Based on laboratory testing, the RO/GAC system achieves a removal efficiency of approximately 99 percent. The testing included collecting samples for varying influent water flow rates and perchlorate concentrations. In these experiments well water containing perchlorate was pumped through a full-scale model and samples were taken from the permeate and reject streams. The RO membrane by itself was able to remove approximately 96 percent of perchlorate. When GAC was added after the RO membrane, the removal of perchlorate in the samples increased to approximately 99 percent.
The water treatment design involves a complete cost analysis. The cost per 1,000 gallons of water entering the house was determined to be $1.66 for the RO/GAC system, compared with $7.40 for providing bottled water. Discharge of the contaminated water through the septic system proved to be efficient, safe and cost effective.

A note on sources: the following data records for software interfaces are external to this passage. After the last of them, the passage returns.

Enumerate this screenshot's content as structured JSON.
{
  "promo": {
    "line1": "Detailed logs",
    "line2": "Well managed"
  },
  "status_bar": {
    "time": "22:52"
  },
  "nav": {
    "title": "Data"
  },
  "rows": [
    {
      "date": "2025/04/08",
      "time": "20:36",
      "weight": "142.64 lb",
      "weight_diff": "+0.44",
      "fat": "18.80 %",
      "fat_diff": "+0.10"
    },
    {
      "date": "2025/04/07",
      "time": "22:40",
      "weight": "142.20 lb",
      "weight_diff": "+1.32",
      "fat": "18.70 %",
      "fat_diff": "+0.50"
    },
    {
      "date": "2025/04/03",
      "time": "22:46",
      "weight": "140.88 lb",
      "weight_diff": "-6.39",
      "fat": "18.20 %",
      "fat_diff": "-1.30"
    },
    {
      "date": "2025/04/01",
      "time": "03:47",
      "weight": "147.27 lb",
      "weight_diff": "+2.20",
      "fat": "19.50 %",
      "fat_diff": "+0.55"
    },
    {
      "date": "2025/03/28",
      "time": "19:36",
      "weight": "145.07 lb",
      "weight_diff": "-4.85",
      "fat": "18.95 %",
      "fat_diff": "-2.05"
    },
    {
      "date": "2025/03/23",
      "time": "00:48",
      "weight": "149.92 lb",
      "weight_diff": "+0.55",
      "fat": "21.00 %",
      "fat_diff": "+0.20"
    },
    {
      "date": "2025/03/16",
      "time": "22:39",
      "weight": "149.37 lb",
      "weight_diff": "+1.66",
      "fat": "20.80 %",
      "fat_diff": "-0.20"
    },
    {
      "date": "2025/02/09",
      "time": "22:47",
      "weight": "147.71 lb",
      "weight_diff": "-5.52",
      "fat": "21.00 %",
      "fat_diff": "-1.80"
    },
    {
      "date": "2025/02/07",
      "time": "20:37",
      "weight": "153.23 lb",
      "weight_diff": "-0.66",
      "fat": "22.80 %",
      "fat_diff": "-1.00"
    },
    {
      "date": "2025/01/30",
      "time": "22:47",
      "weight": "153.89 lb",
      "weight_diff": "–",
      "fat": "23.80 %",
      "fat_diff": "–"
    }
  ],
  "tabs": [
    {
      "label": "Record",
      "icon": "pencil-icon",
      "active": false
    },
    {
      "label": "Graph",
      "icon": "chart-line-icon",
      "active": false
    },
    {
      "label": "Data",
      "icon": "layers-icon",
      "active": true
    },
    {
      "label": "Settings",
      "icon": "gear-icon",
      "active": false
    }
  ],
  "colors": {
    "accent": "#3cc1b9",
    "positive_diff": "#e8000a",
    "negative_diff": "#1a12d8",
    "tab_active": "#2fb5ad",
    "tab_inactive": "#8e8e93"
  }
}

Concentrations of perchlorate in the effluent for the home increase less than two percent, and microorganisms within the septic system break down the perchlorate into harmless by-products.
“The students have found a cost effective solution for perchlorate removal from water,” Holsen adds. “They have done a wonderful job of tackling the problem and thinking through a workable solution that addresses scientific, health, safety and community acceptance issues.”

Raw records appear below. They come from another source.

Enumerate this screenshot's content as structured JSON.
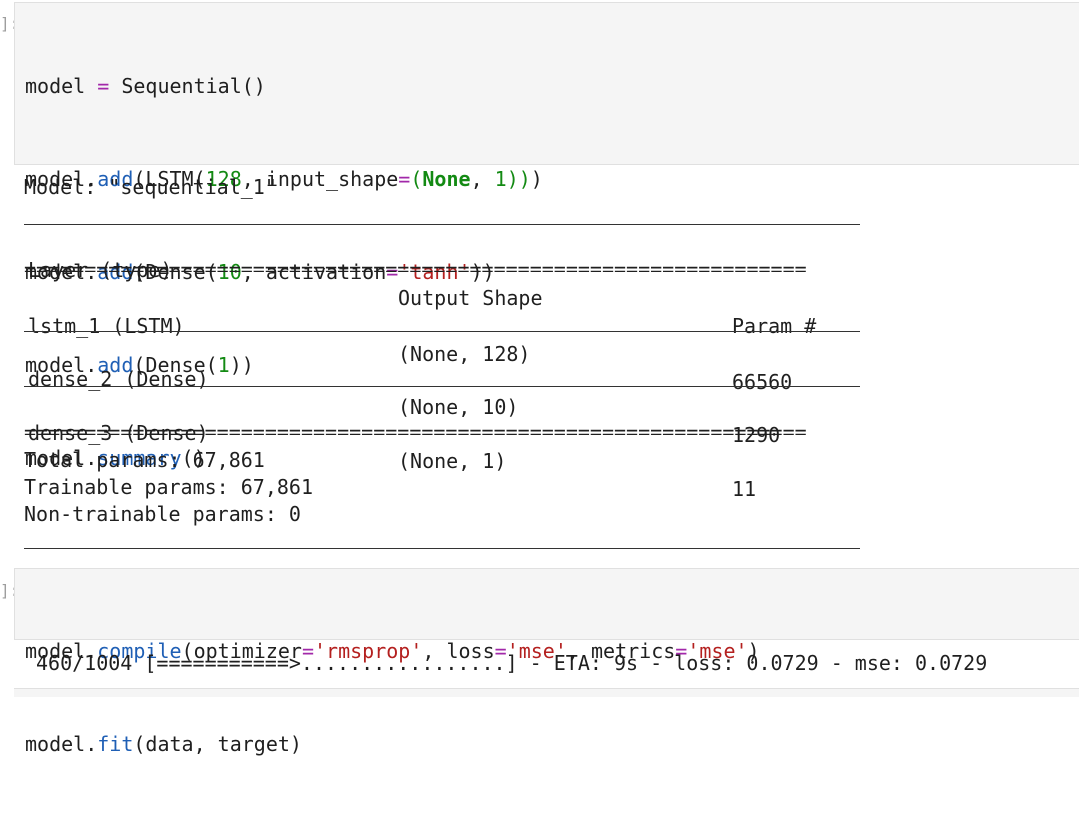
{
  "cell1": {
    "prompt": "]:",
    "code": {
      "l1": {
        "a": "model ",
        "b": "=",
        "c": " Sequential()"
      },
      "l2": {
        "a": "model.",
        "b": "add",
        "c": "(LSTM(",
        "d": "128",
        "e": ", input_shape",
        "f": "=",
        "g": "(",
        "h": "None",
        "i": ", ",
        "j": "1",
        "k": "))",
        "l": ")"
      },
      "l3": {
        "a": "model.",
        "b": "add",
        "c": "(Dense(",
        "d": "10",
        "e": ", activation",
        "f": "=",
        "g": "'tanh'",
        "h": "))"
      },
      "l4": {
        "a": "model.",
        "b": "add",
        "c": "(Dense(",
        "d": "1",
        "e": "))"
      },
      "l5": {
        "a": "model.",
        "b": "summary",
        "c": "()"
      }
    }
  },
  "summary": {
    "model_line": "Model: \"sequential_1\"",
    "headers": [
      "Layer (type)",
      "Output Shape",
      "Param #"
    ],
    "rows": [
      [
        "lstm_1 (LSTM)",
        "(None, 128)",
        "66560"
      ],
      [
        "dense_2 (Dense)",
        "(None, 10)",
        "1290"
      ],
      [
        "dense_3 (Dense)",
        "(None, 1)",
        "11"
      ]
    ],
    "total": "Total params: 67,861",
    "trainable": "Trainable params: 67,861",
    "non_trainable": "Non-trainable params: 0",
    "eq_line": "================================================================="
  },
  "cell2": {
    "prompt": "]:",
    "code": {
      "l1": {
        "a": "model.",
        "b": "compile",
        "c": "(optimizer",
        "d": "=",
        "e": "'rmsprop'",
        "f": ", loss",
        "g": "=",
        "h": "'mse'",
        "i": ", metrics",
        "j": "=",
        "k": "'mse'",
        "l": ")"
      },
      "l2": {
        "a": "model.",
        "b": "fit",
        "c": "(data, target)"
      }
    }
  },
  "progress": {
    "text": "460/1004 [===========>.................] - ETA: 9s - loss: 0.0729 - mse: 0.0729",
    "fraction": 0.458
  }
}
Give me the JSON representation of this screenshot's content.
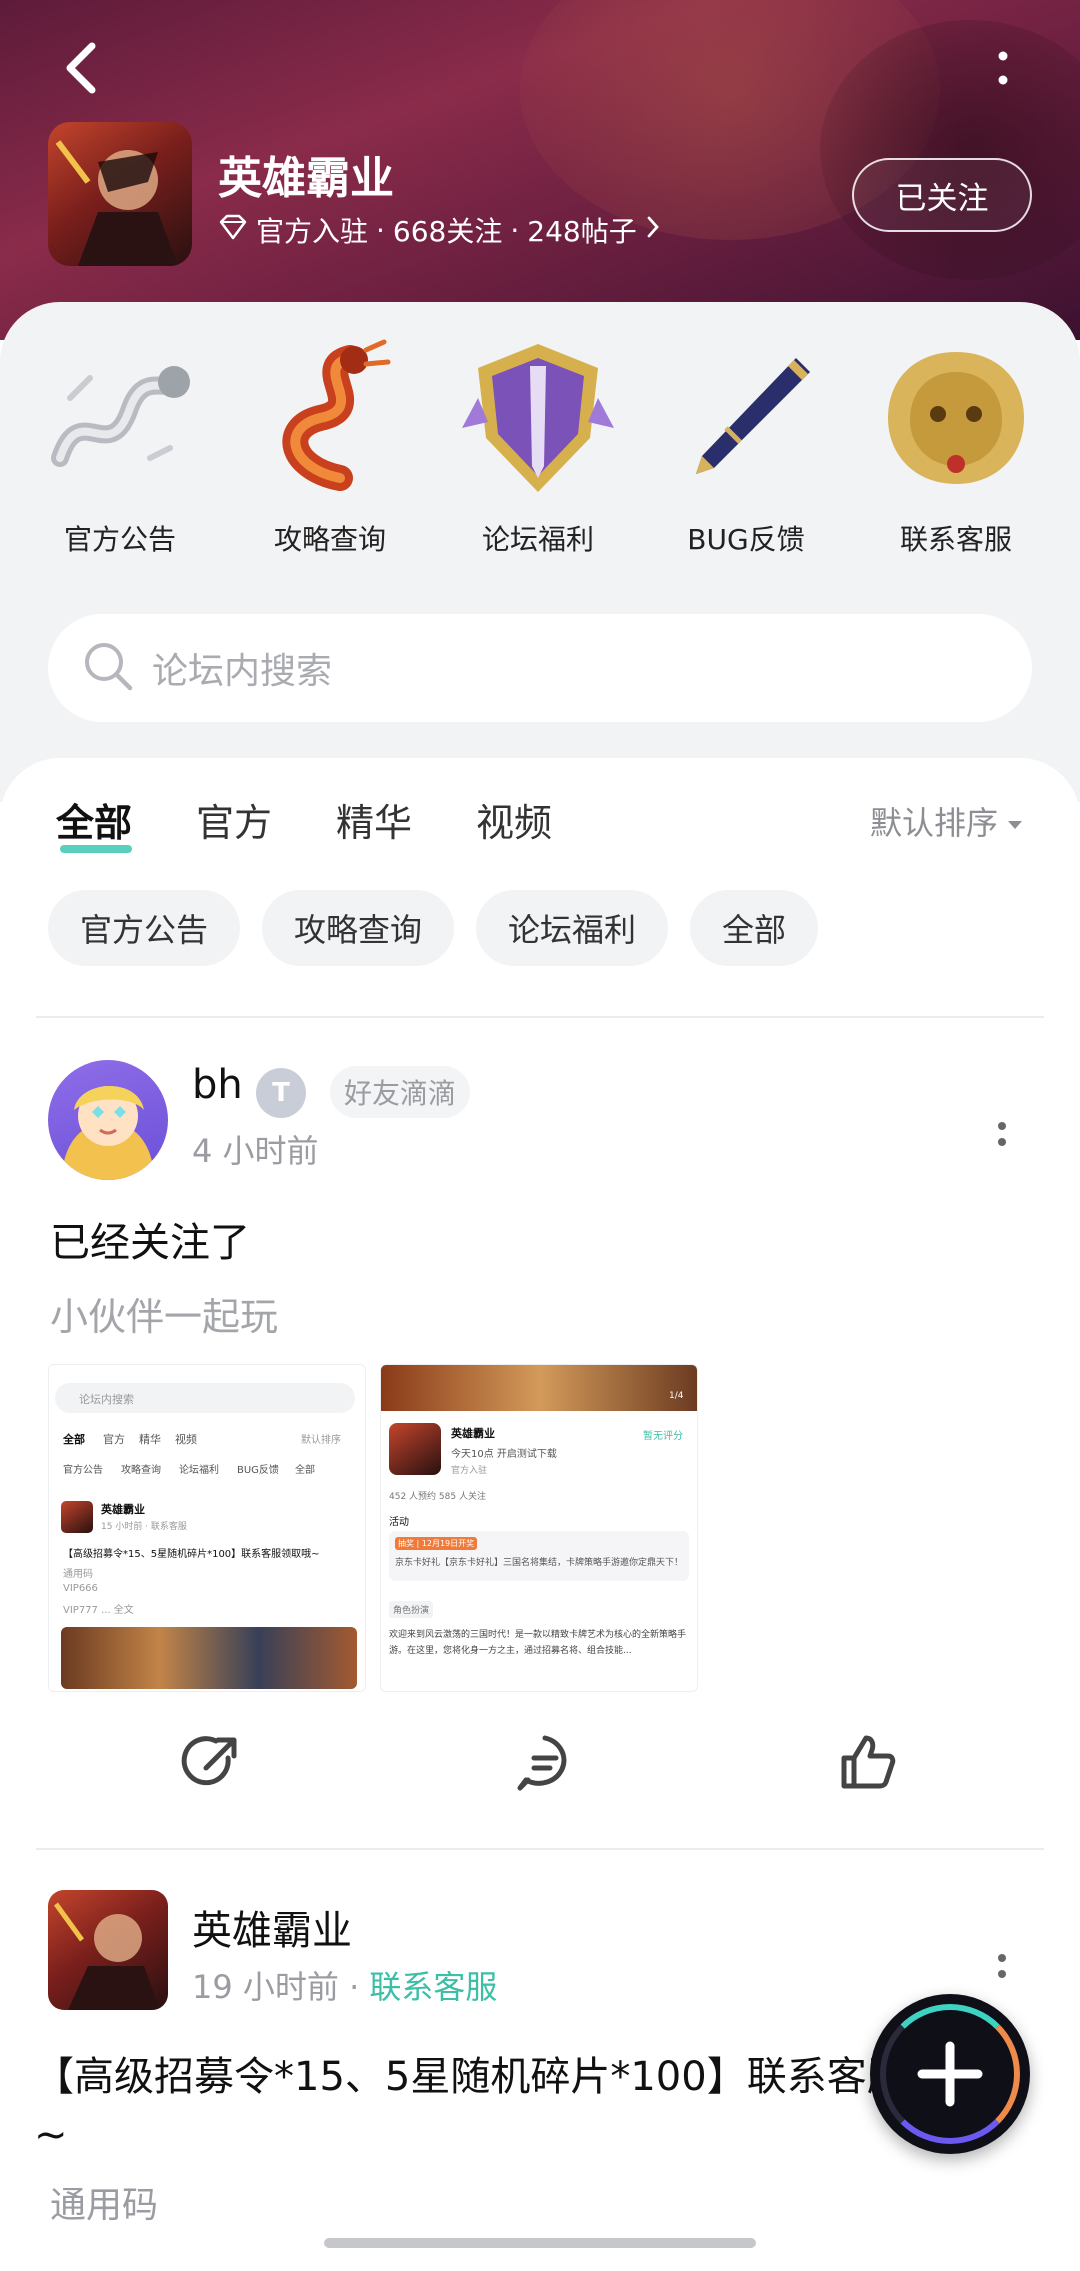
{
  "header": {
    "forum_name": "英雄霸业",
    "verified": "官方入驻",
    "followers": "668关注",
    "posts": "248帖子",
    "follow_state": "已关注"
  },
  "quick_entries": [
    {
      "label": "官方公告",
      "icon": "silver-dragon-icon"
    },
    {
      "label": "攻略查询",
      "icon": "fire-dragon-icon"
    },
    {
      "label": "论坛福利",
      "icon": "purple-emblem-icon"
    },
    {
      "label": "BUG反馈",
      "icon": "pen-icon"
    },
    {
      "label": "联系客服",
      "icon": "golden-lion-icon"
    }
  ],
  "search": {
    "placeholder": "论坛内搜索"
  },
  "tabs": [
    {
      "label": "全部",
      "active": true
    },
    {
      "label": "官方",
      "active": false
    },
    {
      "label": "精华",
      "active": false
    },
    {
      "label": "视频",
      "active": false
    }
  ],
  "sort_label": "默认排序",
  "chips": [
    "官方公告",
    "攻略查询",
    "论坛福利",
    "全部"
  ],
  "post1": {
    "username": "bh",
    "level_badge": "T",
    "tag": "好友滴滴",
    "time": "4 小时前",
    "title": "已经关注了",
    "body": "小伙伴一起玩",
    "shot1": {
      "search": "论坛内搜索",
      "tabs": [
        "全部",
        "官方",
        "精华",
        "视频"
      ],
      "sort": "默认排序",
      "chips": [
        "官方公告",
        "攻略查询",
        "论坛福利",
        "BUG反馈",
        "全部"
      ],
      "author": "英雄霸业",
      "meta": "15 小时前 · 联系客服",
      "headline": "【高级招募令*15、5星随机碎片*100】联系客服领取哦~",
      "line1": "通用码",
      "line2": "VIP666",
      "line3": "VIP777 ... 全文"
    },
    "shot2": {
      "counter": "1/4",
      "name": "英雄霸业",
      "rating": "暂无评分",
      "release": "今天10点 开启测试下载",
      "official": "官方入驻",
      "stats": "452 人预约   585 人关注",
      "activity": "活动",
      "event_tag": "抽奖 | 12月19日开奖",
      "event_text": "京东卡好礼【京东卡好礼】三国名将集结，卡牌策略手游邀你定鼎天下！",
      "section": "角色扮演",
      "desc": "欢迎来到风云激荡的三国时代！是一款以精致卡牌艺术为核心的全新策略手游。在这里，您将化身一方之主，通过招募名将、组合技能..."
    }
  },
  "post2": {
    "username": "英雄霸业",
    "time": "19 小时前",
    "category": "联系客服",
    "title": "【高级招募令*15、5星随机碎片*100】联系客服领取哦~",
    "body": "通用码"
  },
  "colors": {
    "accent": "#3cbfa7",
    "header": "#7a2545"
  }
}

To compete in the contest, student teams must prepare and submit written design reports, make oral presentations and develop bench-scale models of their solutions that are judged by a panel of experts from government, industry and academia.
This is the 12th consecutive year the Clarkson CURE team will participate in the international contest. In previous competitions, the team has consistently received top honors and numerous first-place prizes for innovation and efficient designs. This year, Clarkson is one of 31 teams from the U.S., Canada and Mexico that will compete in the contest that includes cash awards exceeding $25,000.
CURE is one of the University's SPEED (Student Projects for Engineering Experience and Design) programs, which promotes multidisciplinary, project-based learning opportunities. SPEED projects involve more than 250 undergraduates annually in engineering design and analysis, fabrication and the enhancement of professional competencies such as budget management, effective teamwork, and communication skills. The SPEED program is one of the Wallace H. Coulter School of Engineering hallmark initiatives promoting the “Vision of a Clarkson Education” through experiential learning by hands-on application of academic theory to real-world problems.
SPEED receives its primary financial support from Alcoa, Corning, Eastman Kodak, the General Electric Fund, and Procter & Gamble. SPEED was recognized with the 2001 Boeing Outstanding Educator Award and the 2002 Corporate and Foundation Alliance Award for its exceptional contributions to improving undergraduate engineering education.